[Opening Provided records section]

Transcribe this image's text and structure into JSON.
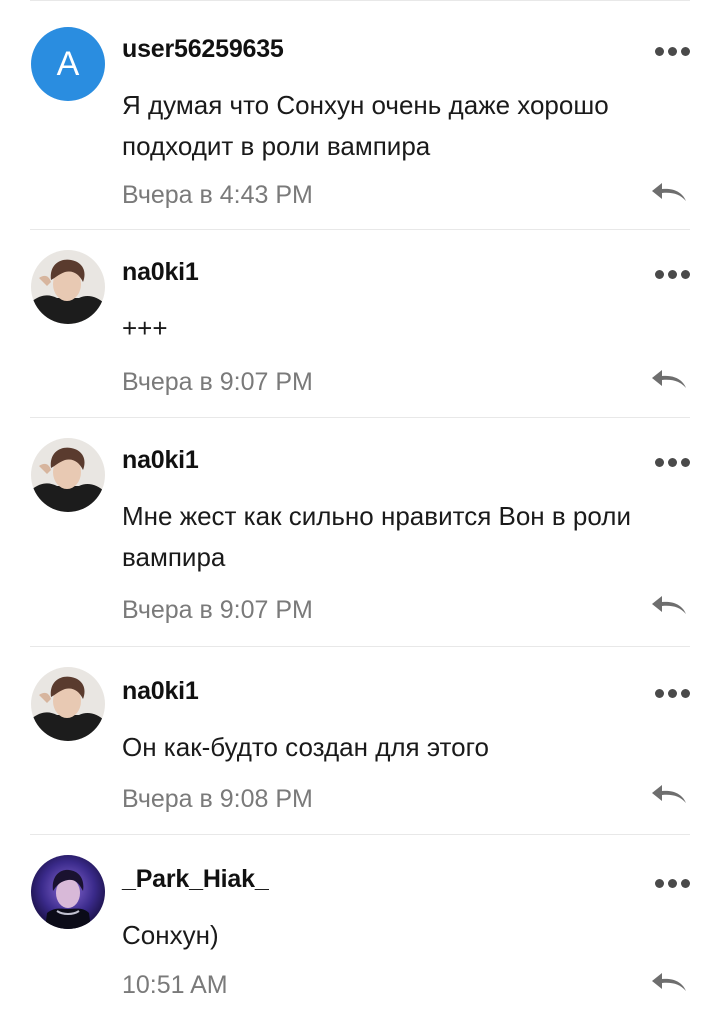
{
  "comments": [
    {
      "avatar_letter": "A",
      "username": "user56259635",
      "text": "Я думая что Сонхун очень даже хорошо подходит в роли вампира",
      "time": "Вчера в 4:43 PM"
    },
    {
      "username": "na0ki1",
      "text": "+++",
      "time": "Вчера в 9:07 PM"
    },
    {
      "username": "na0ki1",
      "text": "Мне жест как сильно нравится Вон в роли вампира",
      "time": "Вчера в 9:07 PM"
    },
    {
      "username": "na0ki1",
      "text": "Он как-будто создан для этого",
      "time": "Вчера в 9:08 PM"
    },
    {
      "username": "_Park_Hiak_",
      "text": "Сонхун)",
      "time": "10:51 AM"
    }
  ],
  "icons": {
    "more": "more-dots-icon",
    "reply": "reply-arrow-icon"
  },
  "colors": {
    "avatar_letter_bg": "#2a8de0",
    "time_text": "#7a7a7a",
    "divider": "#e8e8e8"
  }
}
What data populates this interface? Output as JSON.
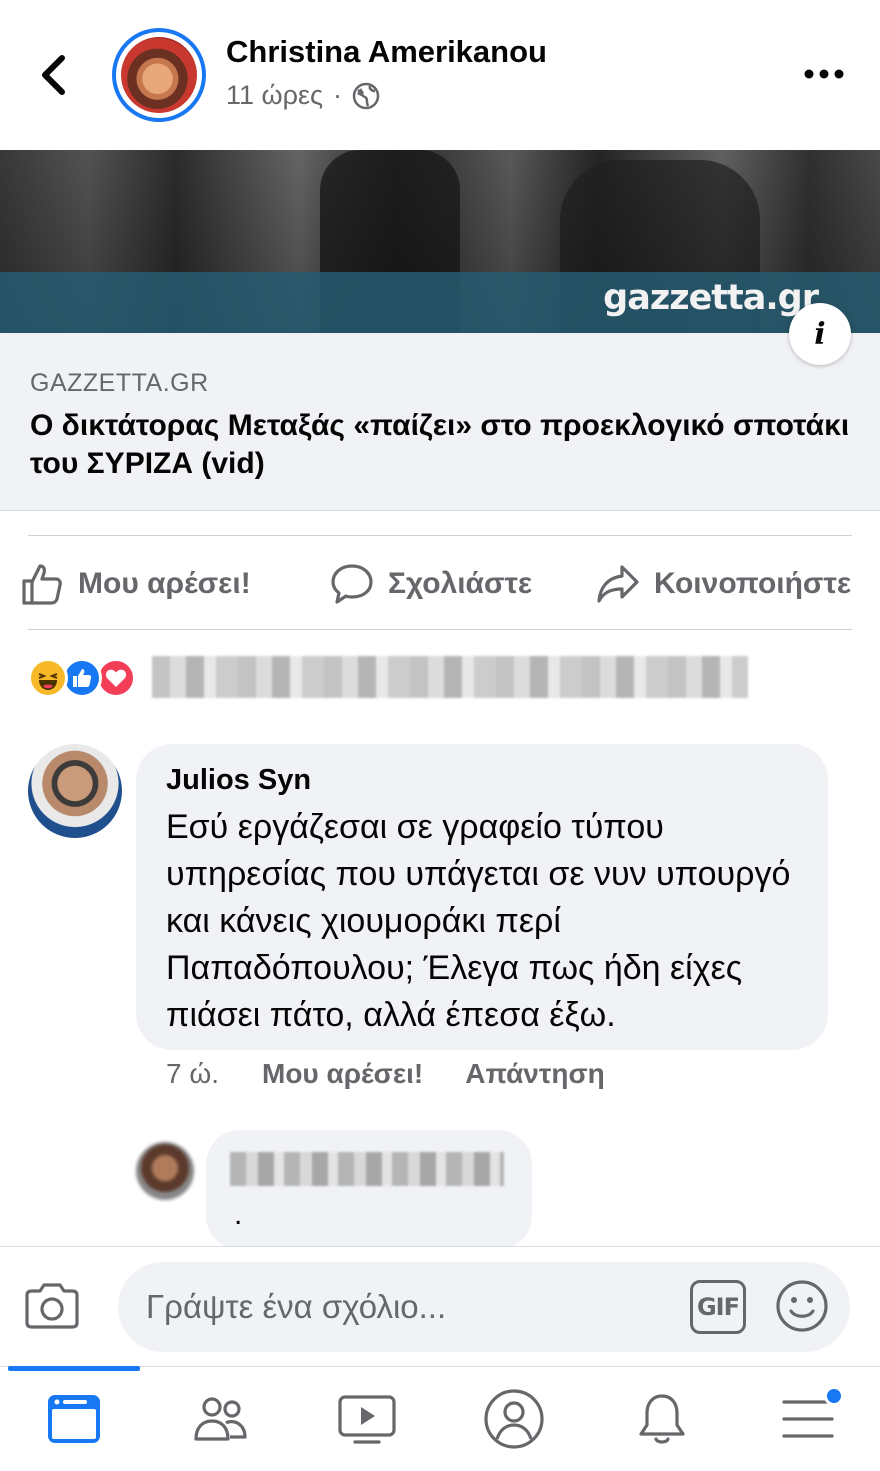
{
  "post": {
    "author": "Christina Amerikanou",
    "time": "11 ώρες",
    "separator": "·",
    "audience_icon": "globe-icon"
  },
  "link_preview": {
    "watermark": "gazzetta.gr",
    "source": "GAZZETTA.GR",
    "title": "Ο δικτάτορας Μεταξάς «παίζει» στο προεκλογικό σποτάκι του ΣΥΡΙΖΑ (vid)",
    "info_icon_glyph": "i"
  },
  "actions": {
    "like": "Μου αρέσει!",
    "comment": "Σχολιάστε",
    "share": "Κοινοποιήστε"
  },
  "reactions": [
    "haha",
    "like",
    "love"
  ],
  "comment": {
    "author": "Julios Syn",
    "text": "Εσύ εργάζεσαι σε γραφείο τύπου υπηρεσίας που υπάγεται σε νυν υπουργό και κάνεις χιουμοράκι περί Παπαδόπουλου; Έλεγα πως ήδη είχες πιάσει πάτο, αλλά έπεσα έξω.",
    "time": "7 ώ.",
    "like_label": "Μου αρέσει!",
    "reply_label": "Απάντηση"
  },
  "reply": {
    "text": "."
  },
  "composer": {
    "placeholder": "Γράψτε ένα σχόλιο...",
    "gif_label": "GIF"
  },
  "tabbar": {
    "items": [
      "news-feed-icon",
      "friends-icon",
      "watch-icon",
      "profile-icon",
      "notifications-icon",
      "menu-icon"
    ],
    "active": "news-feed-icon",
    "menu_has_badge": true
  },
  "colors": {
    "accent": "#1877f2",
    "secondary_text": "#65676b",
    "bubble_bg": "#f0f2f5"
  }
}
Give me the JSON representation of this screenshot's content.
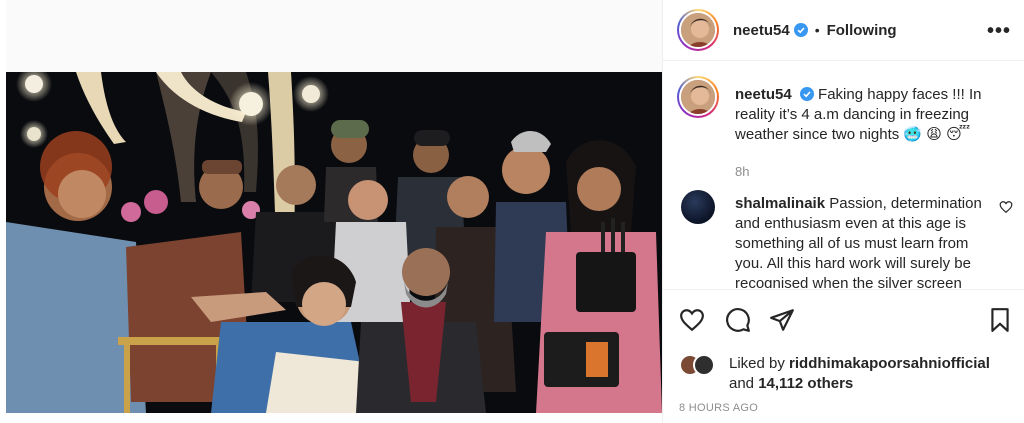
{
  "post": {
    "username": "neetu54",
    "follow_status": "Following",
    "more_label": "•••",
    "caption": {
      "username": "neetu54",
      "text": "Faking happy faces !!! In reality it’s 4 a.m dancing in freezing weather since two nights 🥶 😩 😴",
      "time": "8h"
    },
    "comment": {
      "username": "shalmalinaik",
      "text": "Passion, determination and enthusiasm even at this age is something all of us must learn from you. All this hard work will surely be recognised when the silver screen"
    },
    "likes": {
      "prefix": "Liked by",
      "user": "riddhimakapoorsahniofficial",
      "and": "and",
      "count": "14,112 others"
    },
    "posted_ago": "8 HOURS AGO"
  },
  "icons": [
    "verified-badge-icon",
    "more-options-icon",
    "like-heart-icon",
    "comment-icon",
    "share-icon",
    "save-bookmark-icon",
    "comment-like-icon"
  ],
  "colors": {
    "verified": "#3897f0",
    "secondary_text": "#8e8e8e",
    "border": "#efefef"
  }
}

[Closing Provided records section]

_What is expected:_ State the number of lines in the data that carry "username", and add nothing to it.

_Output of the task:_ 8